What you will do: Exclude the pictures from your copy, and reproduce each entry below verbatim.

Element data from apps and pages
----------------------------------------
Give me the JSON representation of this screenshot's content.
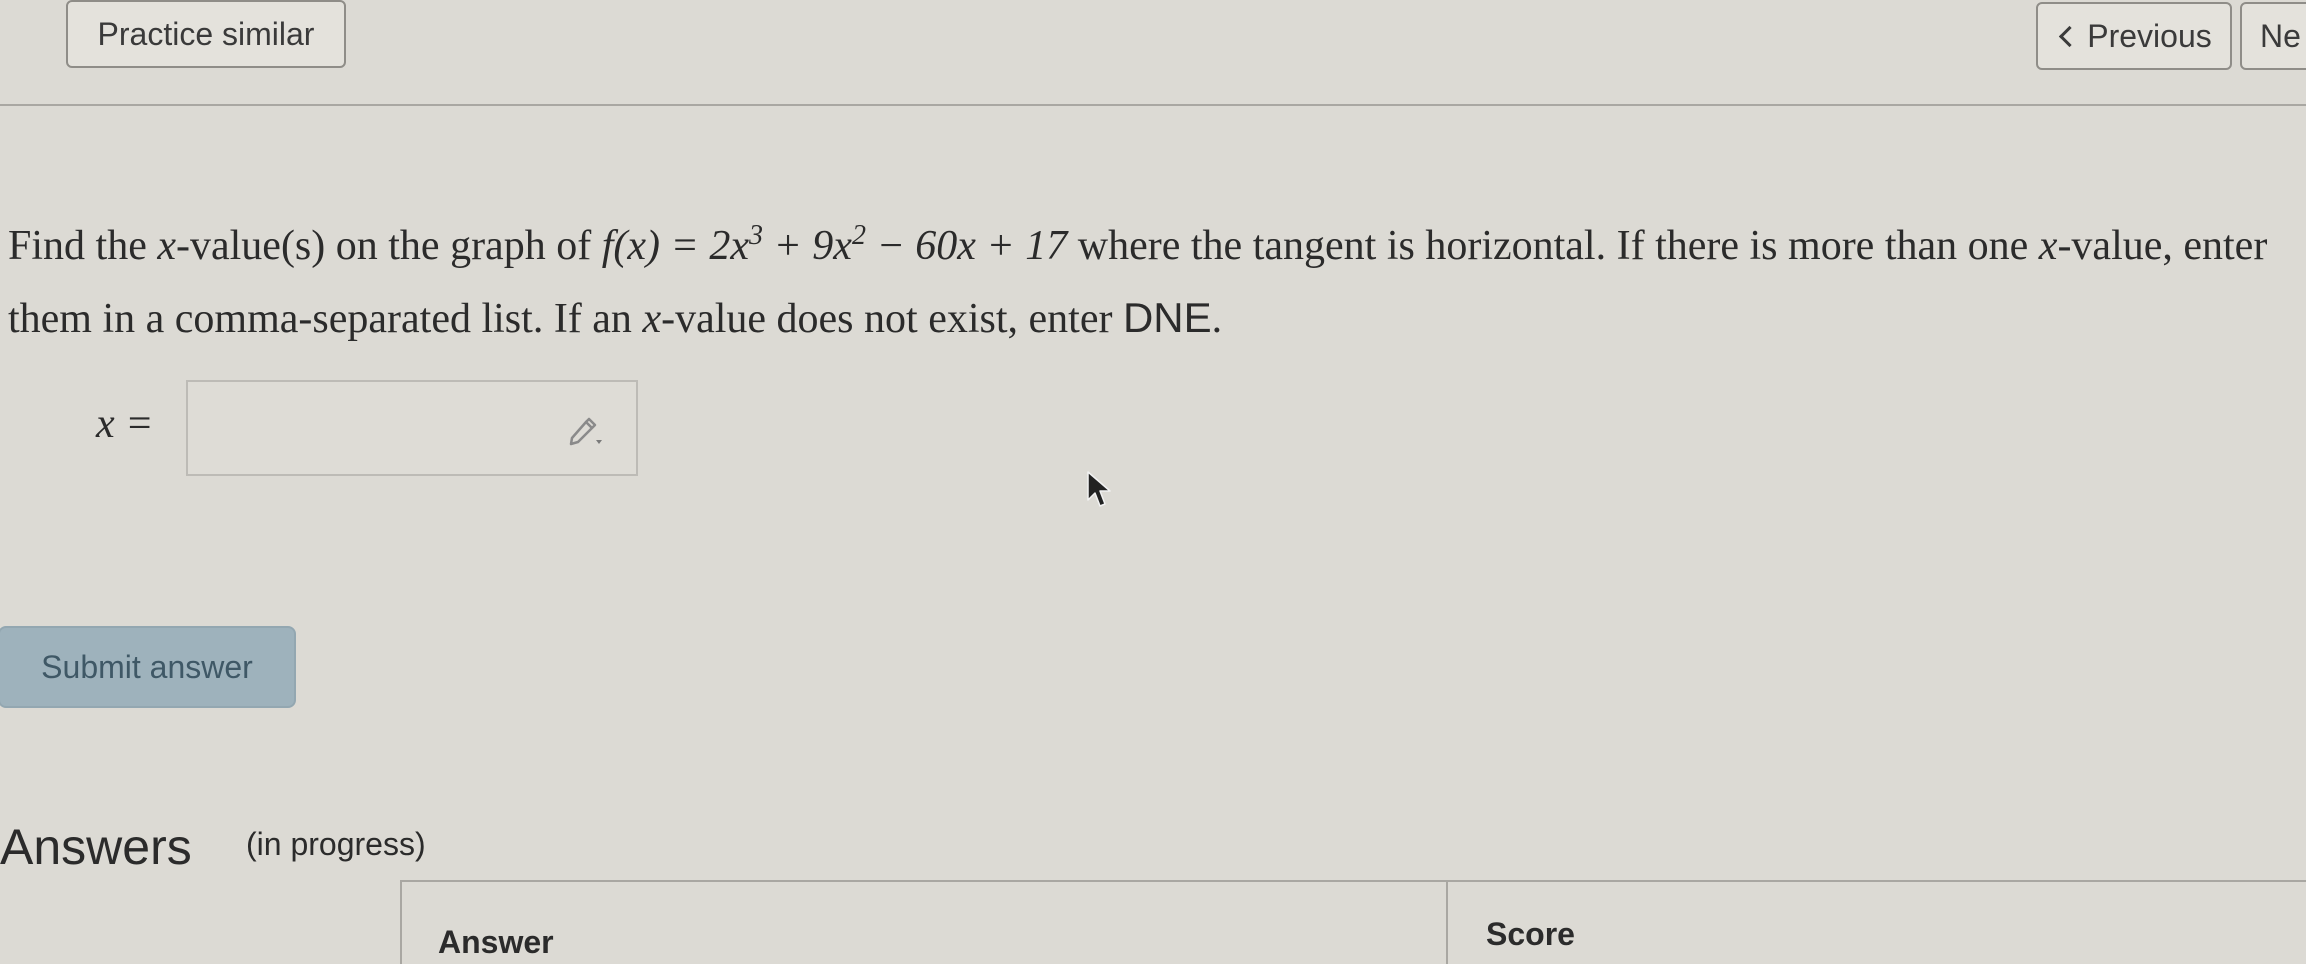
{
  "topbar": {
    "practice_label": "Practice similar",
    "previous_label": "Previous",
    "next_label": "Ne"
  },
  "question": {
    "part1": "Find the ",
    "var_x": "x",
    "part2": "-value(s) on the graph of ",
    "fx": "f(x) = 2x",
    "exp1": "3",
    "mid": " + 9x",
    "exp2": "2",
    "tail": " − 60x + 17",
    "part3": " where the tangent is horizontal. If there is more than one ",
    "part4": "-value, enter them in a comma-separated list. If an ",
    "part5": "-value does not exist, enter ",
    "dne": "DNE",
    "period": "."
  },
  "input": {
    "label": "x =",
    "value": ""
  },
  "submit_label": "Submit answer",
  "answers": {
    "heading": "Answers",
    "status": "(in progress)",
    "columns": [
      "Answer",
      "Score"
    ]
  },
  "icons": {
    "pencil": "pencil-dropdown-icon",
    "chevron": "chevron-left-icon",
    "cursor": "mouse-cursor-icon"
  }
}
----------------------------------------
Exercise result:
Give me the JSON representation of this screenshot's content.
{
  "topbar": {
    "practice_label": "Practice similar",
    "previous_label": "Previous",
    "next_label": "Ne"
  },
  "question": {
    "part1": "Find the ",
    "var_x": "x",
    "part2": "-value(s) on the graph of ",
    "fx": "f(x) = 2x",
    "exp1": "3",
    "mid": " + 9x",
    "exp2": "2",
    "tail": " − 60x + 17",
    "part3": " where the tangent is horizontal. If there is more than one ",
    "part4": "-value, enter them in a comma-separated list. If an ",
    "part5": "-value does not exist, enter ",
    "dne": "DNE",
    "period": "."
  },
  "input": {
    "label": "x =",
    "value": ""
  },
  "submit_label": "Submit answer",
  "answers": {
    "heading": "Answers",
    "status": "(in progress)",
    "columns": [
      "Answer",
      "Score"
    ]
  },
  "icons": {
    "pencil": "pencil-dropdown-icon",
    "chevron": "chevron-left-icon",
    "cursor": "mouse-cursor-icon"
  }
}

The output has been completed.